Dove believes that strong self-esteem is at the heart of feeling beautiful. Women who are truly beautiful feel good about themselves. They are unlikely to feel insecure, compare themselves to others or believe people who put them down. Instead, people who are happy and confident truly embrace life. Dove believes that every woman is entitled to feel this way and to celebrate her own beauty.
That’s why Dove is committed to making a real difference in women’s lives by working with organizations and programs that foster strong self-esteem among Canadian women and by developing tools and resources that will help individuals and groups make a difference for themselves.
“Women and girls have their self-esteem undermined every day in our culture, so the Dove Self-Esteem Fund is a much-needed resource,” says Dr. Carla Rice, clinician and professor.

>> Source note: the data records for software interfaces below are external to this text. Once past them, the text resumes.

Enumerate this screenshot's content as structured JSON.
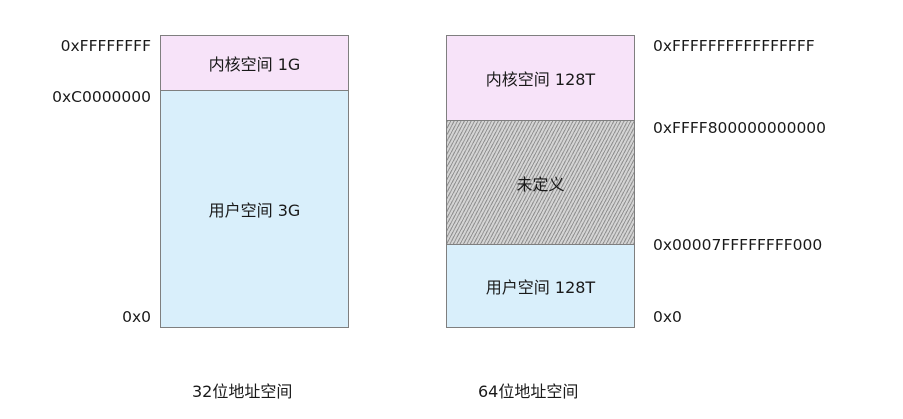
{
  "space32": {
    "caption": "32位地址空间",
    "kernel_label": "内核空间 1G",
    "user_label": "用户空间 3G",
    "addr_top": "0xFFFFFFFF",
    "addr_split": "0xC0000000",
    "addr_bottom": "0x0",
    "colors": {
      "kernel": "#f7e3f9",
      "user": "#d9effb"
    }
  },
  "space64": {
    "caption": "64位地址空间",
    "kernel_label": "内核空间 128T",
    "undefined_label": "未定义",
    "user_label": "用户空间 128T",
    "addr_top": "0xFFFFFFFFFFFFFFFF",
    "addr_kernel_start": "0xFFFF800000000000",
    "addr_user_end": "0x00007FFFFFFFF000",
    "addr_bottom": "0x0",
    "colors": {
      "kernel": "#f7e3f9",
      "undefined": "#d4d4d4",
      "user": "#d9effb"
    }
  }
}
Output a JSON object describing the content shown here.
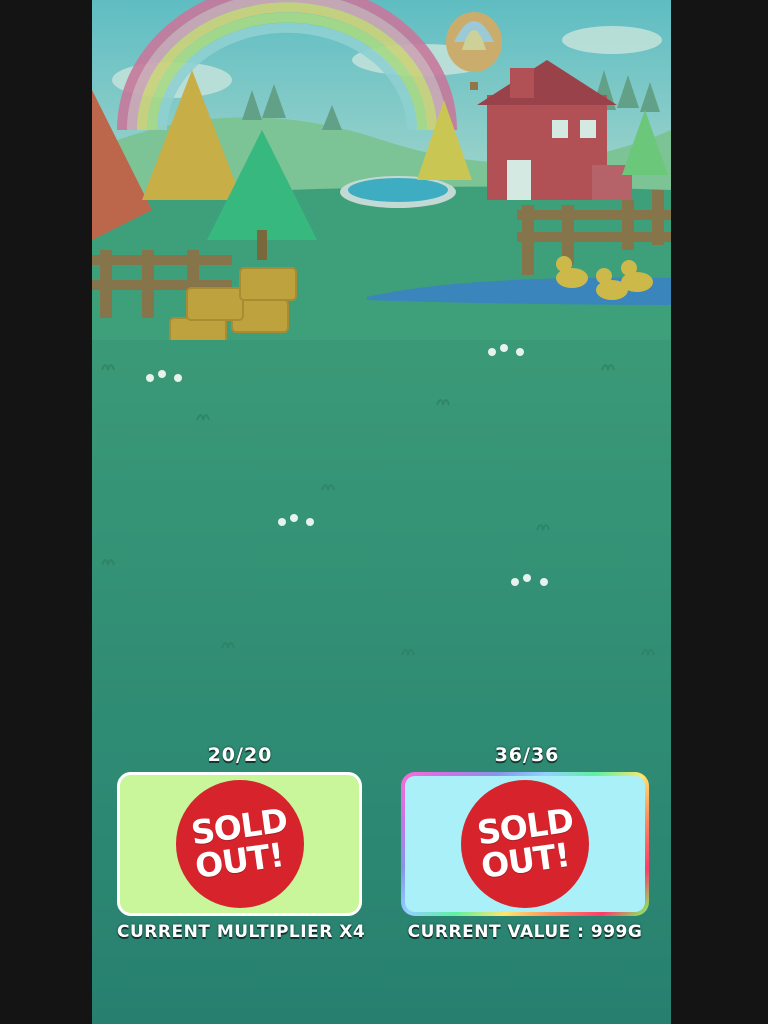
{
  "shop": {
    "left_item": {
      "stock": "20/20",
      "badge_line1": "SOLD",
      "badge_line2": "OUT!",
      "caption": "CURRENT MULTIPLIER X4"
    },
    "right_item": {
      "stock": "36/36",
      "badge_line1": "SOLD",
      "badge_line2": "OUT!",
      "caption": "CURRENT VALUE : 999G"
    }
  },
  "colors": {
    "left_card": "#c9f69a",
    "right_card": "#a9f0f8",
    "badge": "#d6232c",
    "grass": "#3a9977"
  }
}
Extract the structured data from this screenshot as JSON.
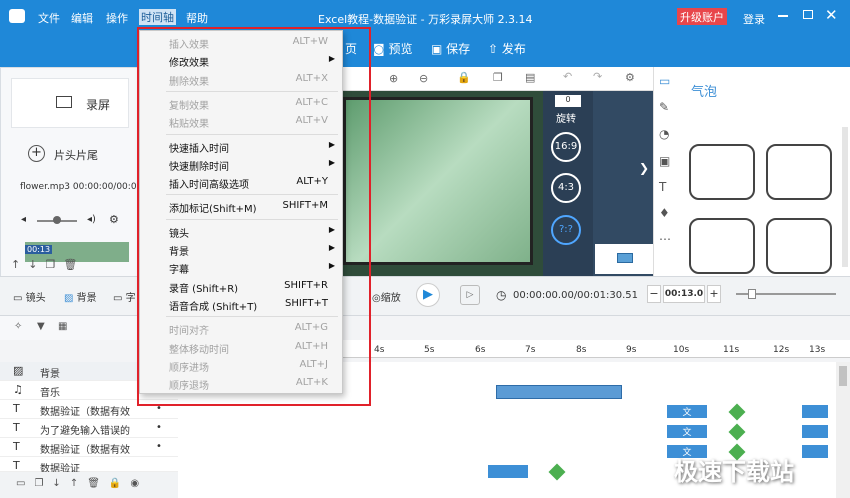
{
  "app": {
    "title": "Excel教程-数据验证 - 万彩录屏大师 2.3.14",
    "upgrade": "升级账户",
    "login": "登录"
  },
  "menubar": [
    "文件",
    "编辑",
    "操作",
    "时间轴",
    "帮助"
  ],
  "toolbar": {
    "home_suffix": "页",
    "preview": "预览",
    "save": "保存",
    "publish": "发布"
  },
  "left": {
    "record": "录屏",
    "intro": "片头片尾",
    "media_file": "flower.mp3 00:00:00/00:01:",
    "thumb_label": "00:13"
  },
  "context_menu": [
    {
      "label": "插入效果",
      "shortcut": "ALT+W",
      "enabled": false,
      "submenu": false
    },
    {
      "label": "修改效果",
      "shortcut": "",
      "enabled": true,
      "submenu": true
    },
    {
      "label": "删除效果",
      "shortcut": "ALT+X",
      "enabled": false,
      "submenu": false
    },
    {
      "sep": true
    },
    {
      "label": "复制效果",
      "shortcut": "ALT+C",
      "enabled": false,
      "submenu": false
    },
    {
      "label": "粘贴效果",
      "shortcut": "ALT+V",
      "enabled": false,
      "submenu": false
    },
    {
      "sep": true
    },
    {
      "label": "快速插入时间",
      "shortcut": "",
      "enabled": true,
      "submenu": true
    },
    {
      "label": "快速删除时间",
      "shortcut": "",
      "enabled": true,
      "submenu": true
    },
    {
      "label": "插入时间高级选项",
      "shortcut": "ALT+Y",
      "enabled": true,
      "submenu": false
    },
    {
      "sep": true
    },
    {
      "label": "添加标记(Shift+M)",
      "shortcut": "SHIFT+M",
      "enabled": true,
      "submenu": false
    },
    {
      "sep": true
    },
    {
      "label": "镜头",
      "shortcut": "",
      "enabled": true,
      "submenu": true
    },
    {
      "label": "背景",
      "shortcut": "",
      "enabled": true,
      "submenu": true
    },
    {
      "label": "字幕",
      "shortcut": "",
      "enabled": true,
      "submenu": true
    },
    {
      "label": "录音 (Shift+R)",
      "shortcut": "SHIFT+R",
      "enabled": true,
      "submenu": false
    },
    {
      "label": "语音合成 (Shift+T)",
      "shortcut": "SHIFT+T",
      "enabled": true,
      "submenu": false
    },
    {
      "sep": true
    },
    {
      "label": "时间对齐",
      "shortcut": "ALT+G",
      "enabled": false,
      "submenu": false
    },
    {
      "label": "整体移动时间",
      "shortcut": "ALT+H",
      "enabled": false,
      "submenu": false
    },
    {
      "label": "顺序进场",
      "shortcut": "ALT+J",
      "enabled": false,
      "submenu": false
    },
    {
      "label": "顺序退场",
      "shortcut": "ALT+K",
      "enabled": false,
      "submenu": false
    }
  ],
  "canvas_side": {
    "counter": "0",
    "rotate": "旋转",
    "ratio169": "16:9",
    "ratio43": "4:3",
    "custom": "?:?"
  },
  "right_panel": {
    "title": "气泡"
  },
  "timeline_tools": {
    "lens": "镜头",
    "background": "背景",
    "subtitle": "字",
    "scale": "缩放",
    "time": "00:00:00.00/00:01:30.51",
    "duration": "00:13.0"
  },
  "ruler": [
    "4s",
    "5s",
    "6s",
    "7s",
    "8s",
    "9s",
    "10s",
    "11s",
    "12s",
    "13s"
  ],
  "tracks": [
    {
      "icon": "▨",
      "label": "背景"
    },
    {
      "icon": "♫",
      "label": "音乐"
    },
    {
      "icon": "T",
      "label": "数据验证（数据有效"
    },
    {
      "icon": "T",
      "label": "为了避免输入错误的"
    },
    {
      "icon": "T",
      "label": "数据验证（数据有效"
    },
    {
      "icon": "T",
      "label": "数据验证"
    }
  ],
  "clips": {
    "text_clip": "文"
  },
  "watermark": "极速下载站",
  "colors": {
    "titlebar": "#1f88d8",
    "upgrade_bg": "#e8464b",
    "highlight_box": "#e0212a",
    "clip": "#3d8fd6"
  }
}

Consider the following statistics:
- Body image dissatisfaction has been consistently found in girls as young as nine years old.1

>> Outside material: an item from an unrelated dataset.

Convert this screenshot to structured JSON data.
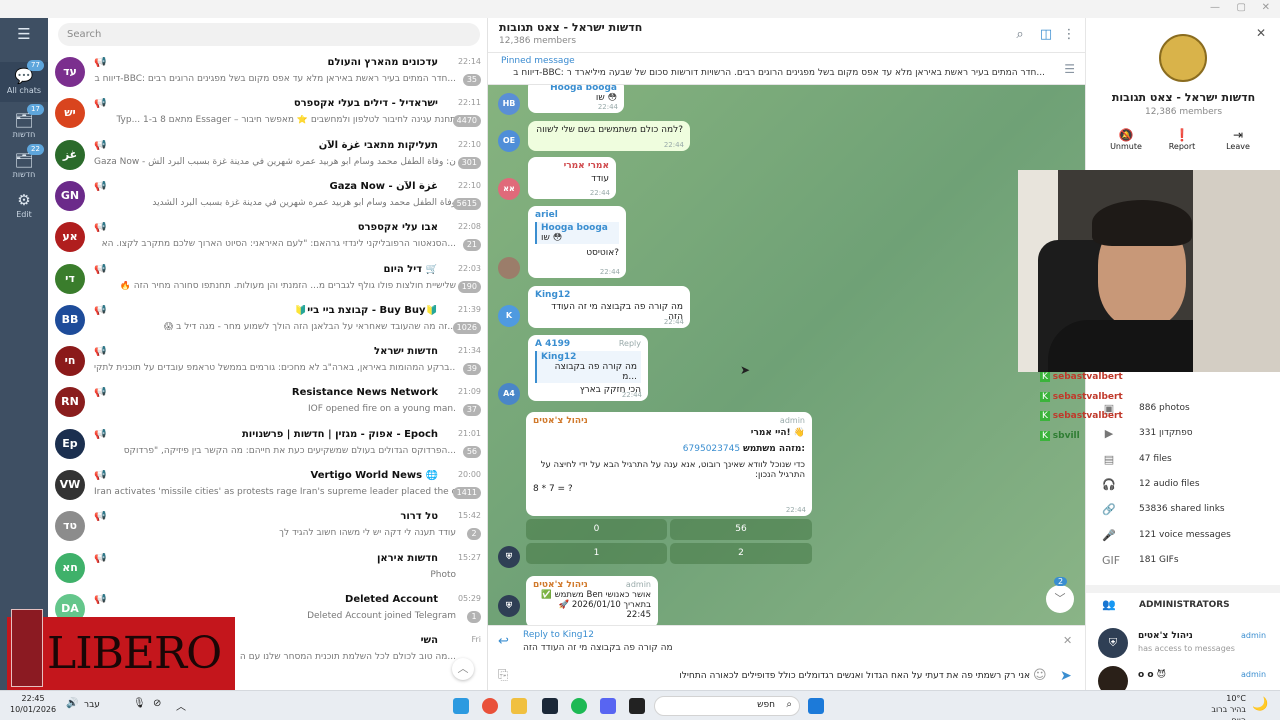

- Several studies have demonstrated a desire to be thinner in girls as young as seven.2
- Only two percent of women globally consider themselves beautiful.3

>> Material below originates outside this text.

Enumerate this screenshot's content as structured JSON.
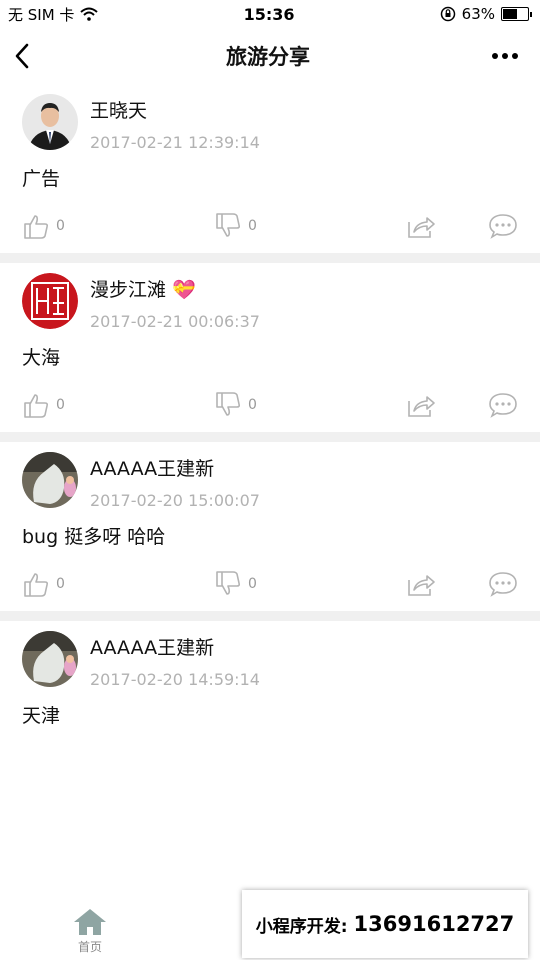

- Sixty-three per cent of women strongly agree that women today are expected to be more attractive than their mother’s generation.3
Think about the women and girls in your life. Wouldn’t you agree it’s time they were allowed to feel beautiful every day?
- Irving, L.M. (2000). Promoting size acceptance in elementary school children: The EDAP puppet program. Eating Disorders, 8, 221-232; Moreno, A.B., and Thelen, M.H. (1995). Eating behaviour in junior high school females. Adolescence, 30, 171-177.
- Ricciardelli, L.A., McCabe, M.P. (2001). Children’s body image concerns and
eating disturbances: A review of the literature. Clinical Psychology Review, 21, 325-344; Striegel-Moore, R.H., Schreiber, G.B., Lo, A., Crawford, P., Obarzanek, E., and Rodin, J. (2000). Eating disorder symptoms in a cohort of 11 to 16-year-old Black and White girls: The NHLBI Growth and Health Study. International Journal of Eating Disorders, 27, 49-66.
- The Real Truth About Beauty: A Global Report
Lastly, I’d like to recommend you to read a classic book about this issue. It’s titled The Beauty Myth: How Images of Beauty Are Used Against Women by Naomi Wolf, and was published in the early 90’s.
In its editorial review Amazon.com said the following about this book: In a country where the average woman is 5-foot-4 and weighs 140 pounds, movies, advertisements, and MTV saturate our lives with unrealistic images of beauty. The tall, nearly emaciated mannequins that push the latest miracle cosmetic make even the most confident woman question her appearance. Feminist Naomi Wolf argues that women’s insecurities are heightened by these images, then exploited by the diet, cosmetic, and plastic surgery industries. Every day new products are introduced to “correct” inherently female “flaws,” drawing women into an obsessive and hopeless cycle built around the attempt to reach an impossible standard of beauty. Wolf rejects the standard and embraces the naturally distinct beauty of all women.
From Library Journal
Journalist and poet Wolf presents a provocative and persuasive account of the pervasiveness of the beauty ideal in all facets of Western culture, including work, sex, and religion. In showing how this myth works against women and how women sabotage themselves by their complicity with this impossible standard, she discusses at length two unfortunate consequences: the growth in the number of bulimic and anorexic women and the increasing popularity of cosmetic surgery. The facts are certainly stacked to prove her thesis but, for the most part, provide convincing evidence. In her final chapter, Wolf instructs women on how to crack the beauty myth. Recommended, especially for women’s studies collections.
For too long,
beauty has been defined by narrow, stifling stereotypes.
You’ve told us it’s time to change all that.
Because we believe real beauty comes
in many shape, sizes and ages.
It is why we started the Campaign for Real Beauty.
And why we hope you’ll take part.
I did my part. Why don’t you? Let’s join Dove’s Campaign for Real Beauty and let’s make peace with beauty!